Garry Kasparov, one of the world’s greatest chess champions of all time, answered questions and talked at length about his experiences as a pro-democracy activist in a special virtual Q+A forum this week.
More than two dozen Colgate students joined with Kasparov, who was live via Zoom from Croatia, for a wide-ranging discussion on topics related to chess, political activism, and the future of artificial intelligence. Kasparov, who held the title of world chess champion from 1984 until his retirement in 2005, remains passionate about the game and its potential as a tool for young students to hone cognitive skills of critical thinking and creativity.
“Everything that happens in your life, it’s up to you to change and improve,” Kasparov said. “Yes, an opponent might be stronger today, but instead of blaming the opponent or the circumstances, it’s better to look inside and see what you did wrong. That’s an important lesson. It’s not just about winning and losing, it’s about making the difference. That means, you always have to come back the next day to improve your own game.”
Outside of chess, Kasparov shared the story of a day he sees as one of the most pivotal is his life. Kasparov’s worldview changed on Nov. 10, 1985, when he became the youngest-ever world chess champion, a title he would hold until reigning champion Magnus Carlson became the youngest champion in 2010.

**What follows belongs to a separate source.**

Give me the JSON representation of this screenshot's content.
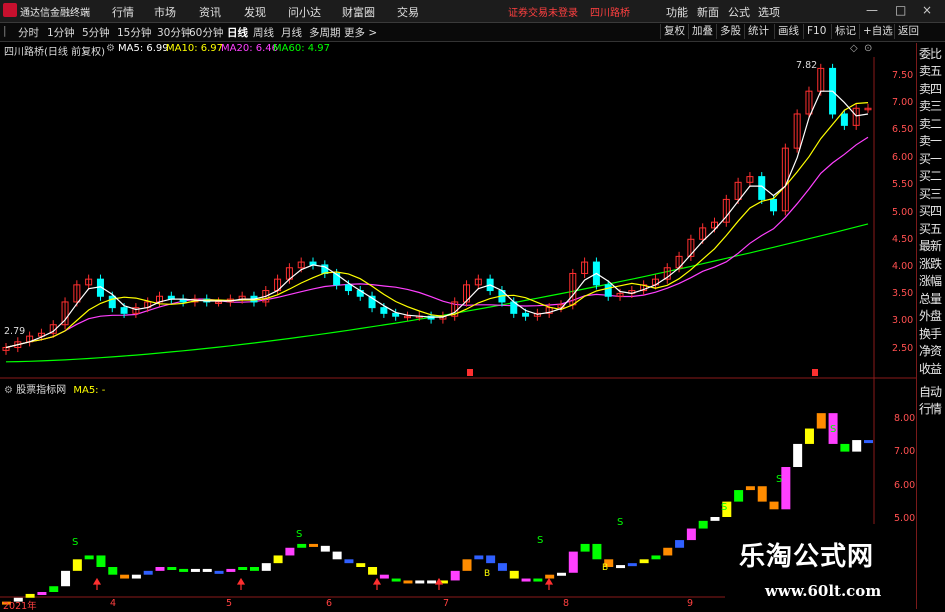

“Not just because I became the youngest world champion. Not just because of the feeling that the sky was the limit, and I beat my predecessor Anthony Karpov, who was 10 years older than me,” Kaspaorov shared. “Amidst all of these congratulations and hugs and kisses, I was approached by Rona Petrosian, the wife of former champion Tigran Petrosian, one of my mentors. Instead of saying all these nice and trivial things, she said, ‘Young man, I feel sorry for you because the happiest day of your life has just passed.’”
Kasparov said he was shocked, but it wasn’t until later that he realized the power of the statement. He had climbed the chess ladder to become world champion at just 22 years old, and now he had to decide what the rest of his life would look like.
“Can you imagine? I recognized that maybe she was right. But that was the best gift I could receive that day. It gave me a purpose in life to prove her wrong. To be the best in the world at 22, what’s next?” Kasparov said.
For Kasparov, next would be dominating the world chess scene for more than 20 years, followed by a move into the political realm, where he angered Russian authorities to the point of his pending arrest and flight to the United States.
“I wanted to explore other ways of making a difference,” Kasparov said. “I entered, what people mistakenly called, politics. In Russia — in Putin’s Russia — it was about fighting for human rights. In chess, we have fixed rules and unpredictable results. In Putin’s Russia, it’s exactly opposite. The rules change all the time, and the results stay the same. Under threat of imminent arrest, I had to leave Russia eight years ago.”
While Kasporov is still an important voice for the pro-democracy movement, he is also a frequent thought leader in the realm of computer artificial intelligence, something he faced in his competitions with IBM’s Deep Blue supercomputer. Kasparov also shared his chess knowledge as a consultant for the hit Netflix show The Queen’s Gambit.
Students asked questions about the possibilities of changing the standard starting positions in the game to force more creative competitive play in tournaments, the future of human and machine intelligence interactions, and the prospects for democracy in places currently struggling against authoritarian leadership.